This ten percent loss from the Coalition leaked strongly to local hard-working Green candidates, rather than to Labor, putting the Greens ahead of Labor in the final distribution of preferences, with four out five Labor voters then tipping out the leading Coalition candidate and electing the Green.

This story played out across the nation in 2022, with 20 seats changing hands. The Coalition lost 18 seats, ten to the Labor Party, six to Teal Independents and Ryan and Brisbane to the Greens. Labor lost Griffith to the Greens and Fowler to an Independent.

Of these 20 seats changing hands in 2022, 14 of them are among the list of our top seats on the Aspirational Left Index. In other words, Aspirational Left voters decided which party won Government in 2022 and which MPs dominated the cross benches.

 

Radio National Podcast on Aspirational Left role in elections, from March 3, 2023:

Could a new demographic tip the NSW state election? – ABC Radio National

Could a new demographic tip the NSW state election? (Unsplash: Daria Nepriakhina)

Could a new demographic tip the NSW state election? (Unsplash: Daria Nepriakhina)

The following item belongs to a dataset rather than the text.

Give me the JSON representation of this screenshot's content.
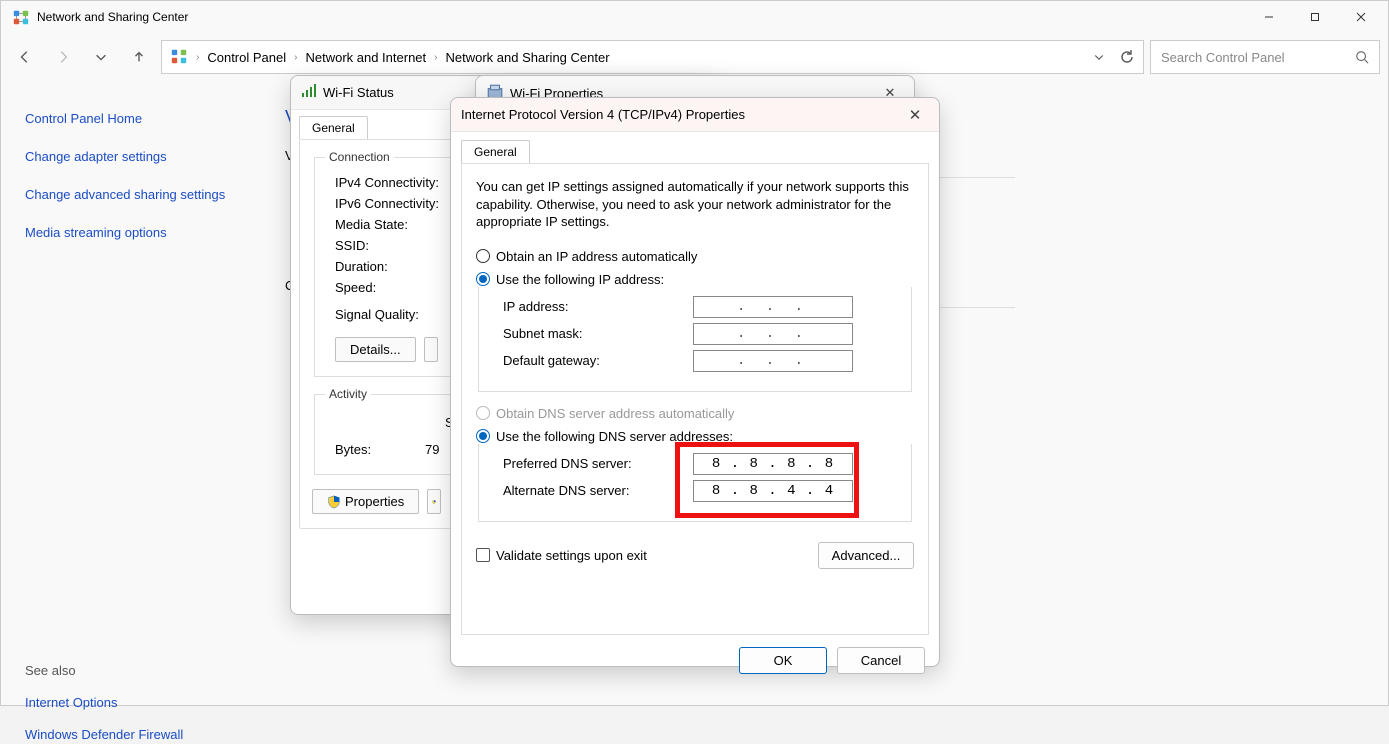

Australian Financial Review Aspirational Left feature article, from March 2, 2023 for AFR subscribers:

https://www.afr.com/politics/federal/the-rise-of-the-aspirational-left-voter-who-is-remaking-politics-20230224-p5cndx

 

BACKGROUND TO THE RESEARCH

When the Australian Electoral Commission provided the final Two Party Preferred votes and swings from the May election in the second half of 2022, we were able to use the 2021 Census results to re-calculate our 2022 election profiles and all our Stereotypes and models of unemployment, participation rates, wealth, taxable incomes, sources of income, transfer payments, school enrolments and school fees.

We then began using the new census when our Education Geographics (EGS) arm profiled enrolment churn across more than 120 Australian non-government schools and our Health Geographics (HGS) arm profiled an unexplained surge in numbers of Australians taking out private health insurance.

Across these three areas of research by ADS/EGS/HGS we began seeing the influence on voting, choice of education sector and increase of private health insurance by a new aspirational and transactional demographic group we named the Aspirational Left.

Big components of the Aspirational Left include Professional Women and Asian Migrants. Professional women are now the fastest growing occupational group among Australian workers and Migrants now make up more than 50 percent of Australian Population increases since 2001.

These groups are therefore likely to increase in numbers and influence in Australia in the coming decade and exert a strong and growing influence over future state and federal elections and the uptake of private education and private health insurance.

At ADS/EGS and HGS we will be including this new group in all our future modelling.